"It wasn't even a proper hospital. The facilities were no good," said a man familiar with the case who asked not to be identified for fear of retribution. He said that Feng had left her village to give birth, but went back briefly to take care of things at home and was grabbed by family planning employees. "They took her when she was alone. They had no permission. Nobody agreed. It wasn't right."
Nowadays, it's not so much a matter of having a large family to work in the fields. Chinese villagers want one child to go away to work and earn money, another to maintain the family home in the village. As the Chinese countryside goes, Shandong is relatively prosperous with its easy access to Beijing, Tianjin, Qingdao and the oil fields along the coast. Many families are willing to pay the fines, which run up to five times annual income, for an extra baby.
The one-child policy is now more than three decades old and is credited by Communist authorities with preventing 400 million births. But in this era of urbanization, China's neighbors, Taiwan and South Korea, have lower birthrates without coercive measures, as people marry later and move into smaller homes.
Chinese policymakers in recent years have seriously discussed relaxing the rules because of an aging population and a gender imbalance in favor of boys. But the seemingly glacial pace of change only makes it more frustrating for those who want more children and don't have time to wait.
Meanwhile, Communist Party cadres can be denied bonuses and blocked from promotions if there are excess births in their jurisdictions. Every village has a family planning committee and in some, women of childbearing age are required to have pregnancy tests every three months. Periodic campaigns with banners, quotas and slogans can lead to abuses such as in 2010, when authorities in the southern city of Puning, in Guangdong province, vowed to sterilize 9,559 people despite strenuous objections from human rights advocates.
The sense of unfairness is heightened by inconsistency in how the rules are applied. In some rural jurisdictions, people can have a second child if the first is a girl, but only after a waiting period. In other places, a second child is permitted if both parents are single children. Paperwork to obtain permission is cumbersome.

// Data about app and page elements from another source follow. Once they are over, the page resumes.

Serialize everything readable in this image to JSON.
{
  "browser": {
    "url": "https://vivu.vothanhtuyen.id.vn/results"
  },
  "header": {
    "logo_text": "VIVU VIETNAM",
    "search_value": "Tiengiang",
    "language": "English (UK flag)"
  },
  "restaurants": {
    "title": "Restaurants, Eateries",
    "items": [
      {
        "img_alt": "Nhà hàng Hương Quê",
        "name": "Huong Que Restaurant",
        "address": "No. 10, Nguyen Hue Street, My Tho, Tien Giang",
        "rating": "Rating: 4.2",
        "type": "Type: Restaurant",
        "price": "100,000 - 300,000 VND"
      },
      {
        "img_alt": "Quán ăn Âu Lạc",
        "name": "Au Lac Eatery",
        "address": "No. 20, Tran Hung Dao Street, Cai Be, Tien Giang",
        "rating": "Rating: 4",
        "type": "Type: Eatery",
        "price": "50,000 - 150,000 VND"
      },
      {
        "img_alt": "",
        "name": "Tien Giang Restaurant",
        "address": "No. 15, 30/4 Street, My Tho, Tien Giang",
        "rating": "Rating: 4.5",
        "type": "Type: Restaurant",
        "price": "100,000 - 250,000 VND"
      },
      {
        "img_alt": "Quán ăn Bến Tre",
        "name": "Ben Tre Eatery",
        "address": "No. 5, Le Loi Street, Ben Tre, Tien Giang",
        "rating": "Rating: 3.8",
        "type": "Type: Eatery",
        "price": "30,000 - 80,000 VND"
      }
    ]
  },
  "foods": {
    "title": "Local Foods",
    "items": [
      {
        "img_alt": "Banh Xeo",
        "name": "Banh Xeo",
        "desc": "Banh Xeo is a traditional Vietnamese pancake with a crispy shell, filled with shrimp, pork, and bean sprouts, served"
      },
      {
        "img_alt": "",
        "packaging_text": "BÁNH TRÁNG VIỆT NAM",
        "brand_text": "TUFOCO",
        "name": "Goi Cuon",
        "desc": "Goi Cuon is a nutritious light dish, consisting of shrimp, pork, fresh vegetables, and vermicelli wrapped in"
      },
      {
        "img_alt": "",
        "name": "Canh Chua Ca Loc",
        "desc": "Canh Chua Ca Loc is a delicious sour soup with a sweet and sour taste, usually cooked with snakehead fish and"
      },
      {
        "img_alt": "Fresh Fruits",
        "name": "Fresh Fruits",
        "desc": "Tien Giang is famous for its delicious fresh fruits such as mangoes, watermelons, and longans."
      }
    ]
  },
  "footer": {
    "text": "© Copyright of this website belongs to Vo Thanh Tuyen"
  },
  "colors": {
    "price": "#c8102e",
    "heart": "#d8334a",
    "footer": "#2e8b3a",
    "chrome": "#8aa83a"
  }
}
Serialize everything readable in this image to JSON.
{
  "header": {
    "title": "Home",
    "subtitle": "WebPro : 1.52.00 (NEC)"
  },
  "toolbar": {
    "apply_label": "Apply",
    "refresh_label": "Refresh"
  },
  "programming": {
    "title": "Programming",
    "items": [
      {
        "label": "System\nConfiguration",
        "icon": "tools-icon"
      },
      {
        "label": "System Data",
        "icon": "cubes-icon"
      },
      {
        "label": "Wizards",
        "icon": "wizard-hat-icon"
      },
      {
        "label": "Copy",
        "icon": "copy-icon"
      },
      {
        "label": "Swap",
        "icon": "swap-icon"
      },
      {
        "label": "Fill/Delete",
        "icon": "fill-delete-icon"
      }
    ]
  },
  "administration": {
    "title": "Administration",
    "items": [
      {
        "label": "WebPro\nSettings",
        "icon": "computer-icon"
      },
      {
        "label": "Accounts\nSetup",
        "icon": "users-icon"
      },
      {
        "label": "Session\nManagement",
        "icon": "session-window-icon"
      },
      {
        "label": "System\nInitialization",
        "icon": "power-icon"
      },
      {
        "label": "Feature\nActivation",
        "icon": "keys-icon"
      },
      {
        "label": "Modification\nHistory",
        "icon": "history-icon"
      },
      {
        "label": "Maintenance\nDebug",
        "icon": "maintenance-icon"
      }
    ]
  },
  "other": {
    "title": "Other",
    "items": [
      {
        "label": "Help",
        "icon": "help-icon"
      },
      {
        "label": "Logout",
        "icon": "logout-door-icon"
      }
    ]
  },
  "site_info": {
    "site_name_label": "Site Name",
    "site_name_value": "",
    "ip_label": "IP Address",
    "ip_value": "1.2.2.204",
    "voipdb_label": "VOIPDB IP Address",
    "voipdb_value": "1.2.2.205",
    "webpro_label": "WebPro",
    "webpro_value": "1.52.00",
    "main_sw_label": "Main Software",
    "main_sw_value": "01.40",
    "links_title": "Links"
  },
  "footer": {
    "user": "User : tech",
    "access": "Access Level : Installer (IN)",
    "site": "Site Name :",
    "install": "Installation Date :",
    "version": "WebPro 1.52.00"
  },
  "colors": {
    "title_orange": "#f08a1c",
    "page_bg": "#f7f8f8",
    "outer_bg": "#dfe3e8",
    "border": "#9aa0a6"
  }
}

The rules are bewildering. The Beijing News carried a story last week about a young couple who had to collect 50 pages of documents and receive permission from 10 of their nearest neighbors before they could get approval to have a second child.
In the recent Shaanxi province case, the parents thought they were entitled to a second child because they lived in the countryside and their first was a girl. But they were informed late in the pregnancy that the wife's application would not be accepted because she was registered to live in an urban area. Family planning officials requested $6,500 to approve the pregnancy.
"They decided to make an example of us," said the husband, Deng Jiyuan.
In Lijin, Ma Jihong and her husband, Gao Xuetao, had two daughters already, but still wanted a son. Gao was his family's only son and Chinese believe their ancestral line is traced only through the males. Many other families in the village had managed to have more children by paying the fines.
What went wrong, the family still doesn't know. Lijin County officials said in a statement that she had been sent for a "labor-inducing operation," but that her "breath and heartbeat suddenly stopped before she was injected with labor-inducing medicine." Only then was she transferred to the county hospital.
The family never found out whether they would have had another girl or the boy they'd long sought. To little Yanyan, it didn't matter.
"I didn't want a little brother or a little sister," the 5-year-old said, looking down at her feet with embarrassment over her confession. The obvious went unspoken: What she wanted was her mother.
Nicole Liu of The Times' Beijing bureau contributed to this report.